*** Opening of GIVEN DATA ***

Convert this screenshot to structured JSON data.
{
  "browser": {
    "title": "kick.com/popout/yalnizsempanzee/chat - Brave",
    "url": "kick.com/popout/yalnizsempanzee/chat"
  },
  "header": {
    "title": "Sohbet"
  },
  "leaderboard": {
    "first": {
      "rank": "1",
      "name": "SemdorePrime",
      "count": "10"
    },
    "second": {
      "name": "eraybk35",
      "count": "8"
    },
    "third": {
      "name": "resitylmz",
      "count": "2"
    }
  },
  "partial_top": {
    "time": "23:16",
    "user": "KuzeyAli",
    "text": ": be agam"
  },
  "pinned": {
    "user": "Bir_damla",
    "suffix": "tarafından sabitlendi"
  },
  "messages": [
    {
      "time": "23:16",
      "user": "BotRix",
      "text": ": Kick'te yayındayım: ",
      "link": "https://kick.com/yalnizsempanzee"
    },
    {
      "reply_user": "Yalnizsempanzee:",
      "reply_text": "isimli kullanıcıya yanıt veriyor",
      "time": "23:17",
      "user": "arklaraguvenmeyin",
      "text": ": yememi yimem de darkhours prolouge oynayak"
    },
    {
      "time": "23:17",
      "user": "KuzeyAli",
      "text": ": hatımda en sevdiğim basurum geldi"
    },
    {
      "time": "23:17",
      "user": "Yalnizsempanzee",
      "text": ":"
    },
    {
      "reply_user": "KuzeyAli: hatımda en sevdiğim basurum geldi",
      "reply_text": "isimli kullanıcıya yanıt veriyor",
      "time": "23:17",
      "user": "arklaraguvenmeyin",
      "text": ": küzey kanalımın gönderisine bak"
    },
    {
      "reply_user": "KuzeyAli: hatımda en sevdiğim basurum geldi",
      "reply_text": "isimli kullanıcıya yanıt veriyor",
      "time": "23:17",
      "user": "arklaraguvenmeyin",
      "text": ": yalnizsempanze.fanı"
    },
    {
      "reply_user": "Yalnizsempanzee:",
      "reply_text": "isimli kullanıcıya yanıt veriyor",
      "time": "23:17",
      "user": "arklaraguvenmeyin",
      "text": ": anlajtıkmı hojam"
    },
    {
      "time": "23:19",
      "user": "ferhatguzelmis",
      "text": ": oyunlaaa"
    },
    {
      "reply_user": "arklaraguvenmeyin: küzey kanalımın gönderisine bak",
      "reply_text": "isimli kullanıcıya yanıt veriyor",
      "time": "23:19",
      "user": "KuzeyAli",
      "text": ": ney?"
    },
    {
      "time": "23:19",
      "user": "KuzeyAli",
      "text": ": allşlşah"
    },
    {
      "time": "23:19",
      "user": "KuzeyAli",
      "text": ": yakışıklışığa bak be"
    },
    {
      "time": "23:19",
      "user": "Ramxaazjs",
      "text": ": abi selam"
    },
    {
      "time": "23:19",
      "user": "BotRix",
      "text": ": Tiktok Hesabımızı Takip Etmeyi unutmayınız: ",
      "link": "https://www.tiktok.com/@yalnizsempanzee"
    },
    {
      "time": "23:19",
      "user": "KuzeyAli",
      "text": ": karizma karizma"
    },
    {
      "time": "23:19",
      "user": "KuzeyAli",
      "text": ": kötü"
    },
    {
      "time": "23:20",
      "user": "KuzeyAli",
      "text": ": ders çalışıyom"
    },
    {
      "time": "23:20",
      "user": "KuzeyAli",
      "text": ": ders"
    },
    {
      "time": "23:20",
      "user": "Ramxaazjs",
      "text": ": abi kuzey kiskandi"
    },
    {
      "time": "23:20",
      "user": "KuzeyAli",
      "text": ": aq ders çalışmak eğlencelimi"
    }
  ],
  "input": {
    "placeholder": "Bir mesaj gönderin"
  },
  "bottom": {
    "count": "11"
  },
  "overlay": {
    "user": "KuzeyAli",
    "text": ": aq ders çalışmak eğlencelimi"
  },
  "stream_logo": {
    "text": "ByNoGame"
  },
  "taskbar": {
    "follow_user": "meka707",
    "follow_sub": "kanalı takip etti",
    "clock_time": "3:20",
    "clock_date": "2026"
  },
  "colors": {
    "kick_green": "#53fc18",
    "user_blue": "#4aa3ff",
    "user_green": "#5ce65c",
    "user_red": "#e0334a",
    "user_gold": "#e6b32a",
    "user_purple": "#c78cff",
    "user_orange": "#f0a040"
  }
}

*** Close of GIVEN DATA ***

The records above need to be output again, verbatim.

Convert this screenshot to structured JSON data.
{
  "browser": {
    "title": "kick.com/popout/yalnizsempanzee/chat - Brave",
    "url": "kick.com/popout/yalnizsempanzee/chat"
  },
  "header": {
    "title": "Sohbet"
  },
  "leaderboard": {
    "first": {
      "rank": "1",
      "name": "SemdorePrime",
      "count": "10"
    },
    "second": {
      "name": "eraybk35",
      "count": "8"
    },
    "third": {
      "name": "resitylmz",
      "count": "2"
    }
  },
  "partial_top": {
    "time": "23:16",
    "user": "KuzeyAli",
    "text": ": be agam"
  },
  "pinned": {
    "user": "Bir_damla",
    "suffix": "tarafından sabitlendi"
  },
  "messages": [
    {
      "time": "23:16",
      "user": "BotRix",
      "text": ": Kick'te yayındayım: ",
      "link": "https://kick.com/yalnizsempanzee"
    },
    {
      "reply_user": "Yalnizsempanzee:",
      "reply_text": "isimli kullanıcıya yanıt veriyor",
      "time": "23:17",
      "user": "arklaraguvenmeyin",
      "text": ": yememi yimem de darkhours prolouge oynayak"
    },
    {
      "time": "23:17",
      "user": "KuzeyAli",
      "text": ": hatımda en sevdiğim basurum geldi"
    },
    {
      "time": "23:17",
      "user": "Yalnizsempanzee",
      "text": ":"
    },
    {
      "reply_user": "KuzeyAli: hatımda en sevdiğim basurum geldi",
      "reply_text": "isimli kullanıcıya yanıt veriyor",
      "time": "23:17",
      "user": "arklaraguvenmeyin",
      "text": ": küzey kanalımın gönderisine bak"
    },
    {
      "reply_user": "KuzeyAli: hatımda en sevdiğim basurum geldi",
      "reply_text": "isimli kullanıcıya yanıt veriyor",
      "time": "23:17",
      "user": "arklaraguvenmeyin",
      "text": ": yalnizsempanze.fanı"
    },
    {
      "reply_user": "Yalnizsempanzee:",
      "reply_text": "isimli kullanıcıya yanıt veriyor",
      "time": "23:17",
      "user": "arklaraguvenmeyin",
      "text": ": anlajtıkmı hojam"
    },
    {
      "time": "23:19",
      "user": "ferhatguzelmis",
      "text": ": oyunlaaa"
    },
    {
      "reply_user": "arklaraguvenmeyin: küzey kanalımın gönderisine bak",
      "reply_text": "isimli kullanıcıya yanıt veriyor",
      "time": "23:19",
      "user": "KuzeyAli",
      "text": ": ney?"
    },
    {
      "time": "23:19",
      "user": "KuzeyAli",
      "text": ": allşlşah"
    },
    {
      "time": "23:19",
      "user": "KuzeyAli",
      "text": ": yakışıklışığa bak be"
    },
    {
      "time": "23:19",
      "user": "Ramxaazjs",
      "text": ": abi selam"
    },
    {
      "time": "23:19",
      "user": "BotRix",
      "text": ": Tiktok Hesabımızı Takip Etmeyi unutmayınız: ",
      "link": "https://www.tiktok.com/@yalnizsempanzee"
    },
    {
      "time": "23:19",
      "user": "KuzeyAli",
      "text": ": karizma karizma"
    },
    {
      "time": "23:19",
      "user": "KuzeyAli",
      "text": ": kötü"
    },
    {
      "time": "23:20",
      "user": "KuzeyAli",
      "text": ": ders çalışıyom"
    },
    {
      "time": "23:20",
      "user": "KuzeyAli",
      "text": ": ders"
    },
    {
      "time": "23:20",
      "user": "Ramxaazjs",
      "text": ": abi kuzey kiskandi"
    },
    {
      "time": "23:20",
      "user": "KuzeyAli",
      "text": ": aq ders çalışmak eğlencelimi"
    }
  ],
  "input": {
    "placeholder": "Bir mesaj gönderin"
  },
  "bottom": {
    "count": "11"
  },
  "overlay": {
    "user": "KuzeyAli",
    "text": ": aq ders çalışmak eğlencelimi"
  },
  "stream_logo": {
    "text": "ByNoGame"
  },
  "taskbar": {
    "follow_user": "meka707",
    "follow_sub": "kanalı takip etti",
    "clock_time": "3:20",
    "clock_date": "2026"
  },
  "colors": {
    "kick_green": "#53fc18",
    "user_blue": "#4aa3ff",
    "user_green": "#5ce65c",
    "user_red": "#e0334a",
    "user_gold": "#e6b32a",
    "user_purple": "#c78cff",
    "user_orange": "#f0a040"
  }
}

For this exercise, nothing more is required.